Symptoms That Indicate Anxiety May Be a Problem

The point at which worry and anxiety become an issue is somewhat subjective, though there are several different markers of severity and intensity that you might use to evaluate how reasonable or unreasonable your level of anxiety is.

This might be hard to judge from inside the experience, but to start, trying stepping back and asking yourself questions such as:

  • Is my anxiety hurting my relationships?
  • Is it hurting my performance in school or at work?
  • Am I frequently distracted by thoughts of what will go wrong in certain situations?
  • Do I avoid activities that I might actually enjoy because of a looming feeling of dread?
  • Do I constantly feel ​on edge or amped up, even in the absence of a clear source of worry?
  • Am I frequently blowing things out of proportion, even though it doesn't feel like I am in the moment?

If the answers to any of these questions give you pause, or if you're finding them tough to answer, consider asking someone you trust about their perception of your anxiety and how it impacts your life.

What to Do When Anxiety Is a Problem

If you think your worry has gotten out of hand, an expert opinion can help to further clarify this. Meeting with a clinician—a counselor, social worker, psychologist, or psychiatrist—can help you to determine if your anxiety issue can be classified as a disorder, and which one.

Clinicians will use diagnostic criteria for anxiety disorders to determine whether or not your anxiety is excessive. This typically involves an assessment of how persistent your anxiety is, what types of symptoms you experience, how long they last, and how intrusive they are on your ability to get through life on a day-to-day basis.

Diagnosing an Anxiety Disorder

Diagnosis of an anxiety disorder can be tricky. Many symptoms of various anxiety disorders overlap with one another, and it might take some time to tease out the primary problem. Also, some people struggle with more than one type of anxiety disorder. Others can exhibit a number of significant symptoms, but not quite enough symptoms to meet the strict criteria for a given diagnosis. If this happens, you might be told that you have a “sub-threshold” anxiety disorder.

Even if your anxiety is of the low-grade variety or doesn't meet the threshold for a firm diagnosis, that doesn't mean it’s not worth working on. In fact, from a practical perspective, it’s most important to pay attention to how anxiety interferes with your life, no matter how it manifests. A clinician can help you narrow down what’s wrong or identify helpful interventions, even if he or she is unable to determine a specific label for the problem.

Next Steps

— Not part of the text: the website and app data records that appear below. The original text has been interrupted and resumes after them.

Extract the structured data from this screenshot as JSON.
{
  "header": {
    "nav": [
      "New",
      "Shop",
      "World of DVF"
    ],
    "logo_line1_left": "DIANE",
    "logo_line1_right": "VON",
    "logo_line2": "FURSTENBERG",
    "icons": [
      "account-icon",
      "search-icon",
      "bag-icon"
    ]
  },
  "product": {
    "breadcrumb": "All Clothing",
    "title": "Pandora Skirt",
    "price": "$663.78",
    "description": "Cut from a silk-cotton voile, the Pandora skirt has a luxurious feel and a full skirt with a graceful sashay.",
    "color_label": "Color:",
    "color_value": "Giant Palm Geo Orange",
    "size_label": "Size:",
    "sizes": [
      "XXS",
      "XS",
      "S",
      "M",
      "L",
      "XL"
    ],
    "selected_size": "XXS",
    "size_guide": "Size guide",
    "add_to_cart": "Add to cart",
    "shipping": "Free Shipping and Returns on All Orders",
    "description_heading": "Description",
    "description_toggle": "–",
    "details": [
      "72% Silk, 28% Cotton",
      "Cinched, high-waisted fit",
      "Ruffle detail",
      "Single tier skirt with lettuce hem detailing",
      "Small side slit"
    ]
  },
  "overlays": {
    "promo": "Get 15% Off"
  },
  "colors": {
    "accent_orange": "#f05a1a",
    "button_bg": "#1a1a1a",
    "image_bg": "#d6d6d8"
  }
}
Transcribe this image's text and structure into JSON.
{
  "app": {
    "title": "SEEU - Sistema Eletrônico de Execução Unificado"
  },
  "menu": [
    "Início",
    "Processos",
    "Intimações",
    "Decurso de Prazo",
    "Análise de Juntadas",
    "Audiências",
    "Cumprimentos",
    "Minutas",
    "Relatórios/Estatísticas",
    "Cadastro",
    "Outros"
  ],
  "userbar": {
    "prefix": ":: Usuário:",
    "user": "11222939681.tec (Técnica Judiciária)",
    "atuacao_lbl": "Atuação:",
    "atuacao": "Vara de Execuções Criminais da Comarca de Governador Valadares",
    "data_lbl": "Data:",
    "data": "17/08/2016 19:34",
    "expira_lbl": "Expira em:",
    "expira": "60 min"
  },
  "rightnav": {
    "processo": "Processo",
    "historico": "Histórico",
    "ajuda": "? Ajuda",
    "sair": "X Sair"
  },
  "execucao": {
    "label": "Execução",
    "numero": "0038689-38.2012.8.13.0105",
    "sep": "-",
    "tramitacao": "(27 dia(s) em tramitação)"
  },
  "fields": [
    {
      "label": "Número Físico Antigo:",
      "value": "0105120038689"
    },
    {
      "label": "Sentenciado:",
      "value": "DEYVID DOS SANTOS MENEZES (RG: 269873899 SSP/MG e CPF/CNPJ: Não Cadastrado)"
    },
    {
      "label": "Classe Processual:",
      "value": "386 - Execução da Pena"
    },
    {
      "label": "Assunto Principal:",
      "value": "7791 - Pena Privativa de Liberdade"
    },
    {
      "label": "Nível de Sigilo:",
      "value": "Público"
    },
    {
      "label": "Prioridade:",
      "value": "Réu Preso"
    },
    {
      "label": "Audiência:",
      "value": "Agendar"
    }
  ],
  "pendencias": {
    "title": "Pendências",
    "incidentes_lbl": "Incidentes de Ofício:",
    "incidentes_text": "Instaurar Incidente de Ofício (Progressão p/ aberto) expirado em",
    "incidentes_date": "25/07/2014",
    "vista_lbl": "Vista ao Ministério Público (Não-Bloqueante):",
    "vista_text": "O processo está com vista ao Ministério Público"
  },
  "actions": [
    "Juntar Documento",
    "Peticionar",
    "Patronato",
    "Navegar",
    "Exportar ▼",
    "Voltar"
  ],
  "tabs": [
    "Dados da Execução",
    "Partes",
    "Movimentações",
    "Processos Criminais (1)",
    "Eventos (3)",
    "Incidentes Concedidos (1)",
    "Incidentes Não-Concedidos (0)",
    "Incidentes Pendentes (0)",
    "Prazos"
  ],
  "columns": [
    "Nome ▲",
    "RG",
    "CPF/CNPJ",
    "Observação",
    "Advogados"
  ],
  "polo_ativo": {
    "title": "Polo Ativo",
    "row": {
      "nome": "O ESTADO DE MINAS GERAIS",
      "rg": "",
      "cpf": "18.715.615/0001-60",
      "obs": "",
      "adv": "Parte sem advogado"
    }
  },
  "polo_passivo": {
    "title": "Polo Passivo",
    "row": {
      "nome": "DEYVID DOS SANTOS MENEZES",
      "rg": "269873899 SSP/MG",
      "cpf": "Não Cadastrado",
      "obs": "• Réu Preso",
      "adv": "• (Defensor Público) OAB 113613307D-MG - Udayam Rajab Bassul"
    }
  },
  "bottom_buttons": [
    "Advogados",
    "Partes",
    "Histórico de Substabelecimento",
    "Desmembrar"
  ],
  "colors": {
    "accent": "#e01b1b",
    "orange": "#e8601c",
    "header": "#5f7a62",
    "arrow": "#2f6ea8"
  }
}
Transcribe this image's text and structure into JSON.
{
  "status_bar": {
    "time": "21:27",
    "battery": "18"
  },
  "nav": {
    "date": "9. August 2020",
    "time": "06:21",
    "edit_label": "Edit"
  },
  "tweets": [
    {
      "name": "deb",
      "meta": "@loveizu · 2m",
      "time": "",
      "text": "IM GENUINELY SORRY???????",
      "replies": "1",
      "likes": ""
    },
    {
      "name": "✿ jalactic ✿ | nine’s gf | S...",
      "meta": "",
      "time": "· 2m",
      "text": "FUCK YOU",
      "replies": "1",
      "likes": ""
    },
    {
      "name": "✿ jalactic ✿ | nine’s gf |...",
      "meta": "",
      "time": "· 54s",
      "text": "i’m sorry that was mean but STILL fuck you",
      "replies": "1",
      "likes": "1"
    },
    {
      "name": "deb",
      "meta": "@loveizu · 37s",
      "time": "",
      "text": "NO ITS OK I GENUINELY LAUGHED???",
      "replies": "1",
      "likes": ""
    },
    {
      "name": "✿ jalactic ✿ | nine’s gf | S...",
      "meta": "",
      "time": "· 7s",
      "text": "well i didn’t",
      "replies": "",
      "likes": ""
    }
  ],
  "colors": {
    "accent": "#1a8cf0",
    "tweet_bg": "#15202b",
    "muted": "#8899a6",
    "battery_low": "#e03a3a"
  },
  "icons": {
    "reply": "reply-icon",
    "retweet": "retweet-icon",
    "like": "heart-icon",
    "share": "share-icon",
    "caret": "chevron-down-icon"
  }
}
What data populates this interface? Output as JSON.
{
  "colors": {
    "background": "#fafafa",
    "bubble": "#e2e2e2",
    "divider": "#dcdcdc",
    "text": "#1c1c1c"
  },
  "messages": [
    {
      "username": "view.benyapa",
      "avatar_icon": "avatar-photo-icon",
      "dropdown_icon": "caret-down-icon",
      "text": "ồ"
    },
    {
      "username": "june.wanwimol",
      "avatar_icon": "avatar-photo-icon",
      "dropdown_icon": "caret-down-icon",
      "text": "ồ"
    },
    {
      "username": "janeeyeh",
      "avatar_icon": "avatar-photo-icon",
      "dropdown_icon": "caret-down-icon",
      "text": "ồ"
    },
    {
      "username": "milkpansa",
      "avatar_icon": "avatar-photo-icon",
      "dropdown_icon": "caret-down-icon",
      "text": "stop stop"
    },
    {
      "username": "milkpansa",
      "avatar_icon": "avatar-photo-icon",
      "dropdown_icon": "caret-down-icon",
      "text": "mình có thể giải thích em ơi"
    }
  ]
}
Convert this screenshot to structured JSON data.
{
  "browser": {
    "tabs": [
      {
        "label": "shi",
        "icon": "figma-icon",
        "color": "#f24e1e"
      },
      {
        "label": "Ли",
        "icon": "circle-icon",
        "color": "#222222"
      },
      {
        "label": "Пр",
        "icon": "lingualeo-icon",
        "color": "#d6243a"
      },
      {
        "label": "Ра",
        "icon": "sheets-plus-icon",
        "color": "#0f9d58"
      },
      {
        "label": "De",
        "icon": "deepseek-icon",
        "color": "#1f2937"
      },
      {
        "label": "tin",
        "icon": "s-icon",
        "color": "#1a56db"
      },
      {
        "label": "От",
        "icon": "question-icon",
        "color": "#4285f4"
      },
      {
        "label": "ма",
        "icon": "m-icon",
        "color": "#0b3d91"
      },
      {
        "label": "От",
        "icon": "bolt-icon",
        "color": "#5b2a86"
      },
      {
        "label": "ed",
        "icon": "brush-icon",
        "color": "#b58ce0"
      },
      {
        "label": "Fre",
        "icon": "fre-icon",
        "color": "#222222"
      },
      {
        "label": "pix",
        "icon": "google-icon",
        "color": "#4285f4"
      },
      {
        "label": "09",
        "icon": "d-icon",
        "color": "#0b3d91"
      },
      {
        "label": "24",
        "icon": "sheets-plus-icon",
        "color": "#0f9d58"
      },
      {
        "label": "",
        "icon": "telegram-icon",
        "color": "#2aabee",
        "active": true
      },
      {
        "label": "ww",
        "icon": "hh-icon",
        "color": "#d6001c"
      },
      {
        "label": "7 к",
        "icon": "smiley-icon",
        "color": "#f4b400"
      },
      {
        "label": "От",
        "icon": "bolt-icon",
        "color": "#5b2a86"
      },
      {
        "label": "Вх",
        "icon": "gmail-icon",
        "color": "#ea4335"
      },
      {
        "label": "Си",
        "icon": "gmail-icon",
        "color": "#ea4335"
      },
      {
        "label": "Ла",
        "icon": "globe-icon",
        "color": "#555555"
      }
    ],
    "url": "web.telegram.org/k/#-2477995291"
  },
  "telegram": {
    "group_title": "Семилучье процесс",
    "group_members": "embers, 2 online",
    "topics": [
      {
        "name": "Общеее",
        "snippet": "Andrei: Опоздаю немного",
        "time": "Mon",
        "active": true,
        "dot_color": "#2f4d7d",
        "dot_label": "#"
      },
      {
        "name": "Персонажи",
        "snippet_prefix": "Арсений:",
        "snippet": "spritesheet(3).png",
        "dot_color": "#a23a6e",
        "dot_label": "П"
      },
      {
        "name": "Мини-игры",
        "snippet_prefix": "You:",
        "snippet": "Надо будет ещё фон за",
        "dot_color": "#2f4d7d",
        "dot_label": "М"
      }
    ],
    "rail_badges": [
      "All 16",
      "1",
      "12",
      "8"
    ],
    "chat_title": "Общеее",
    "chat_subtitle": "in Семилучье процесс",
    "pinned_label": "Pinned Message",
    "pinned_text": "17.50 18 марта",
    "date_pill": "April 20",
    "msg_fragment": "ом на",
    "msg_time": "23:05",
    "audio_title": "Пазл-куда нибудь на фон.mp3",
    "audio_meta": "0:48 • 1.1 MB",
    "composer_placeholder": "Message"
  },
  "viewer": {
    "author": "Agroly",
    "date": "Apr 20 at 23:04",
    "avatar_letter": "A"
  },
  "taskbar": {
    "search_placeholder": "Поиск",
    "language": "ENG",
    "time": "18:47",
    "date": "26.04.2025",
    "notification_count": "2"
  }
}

Speaking with a physician or mental health provider who knows you is the best way to figure out your next step(s). Depending on the nature and extent of your anxiety, you may find one or a combination of a number of approaches useful.

Mild or intermittent anxiety may improve when you use strategies such as these:

For moderate to severe anxiety, cognitive behavioral therapy (CBT) is the psychotherapy of choice with an encouraging evidence base to support its use.

There are also ​medications that can help with persistent anxiety of any degree.

How to Find a Mental Health Provider

To find a qualified clinician, check out referral resources including Psychology Today, The Association for Behavioral and Cognitive Therapies, or The Anxiety and Depression Association. Or, speak with your current physician about seeking a psychiatric evaluation with a recommended mental health provider. For additional resources on mental health, check out the American Psychiatric Association (APA) blog.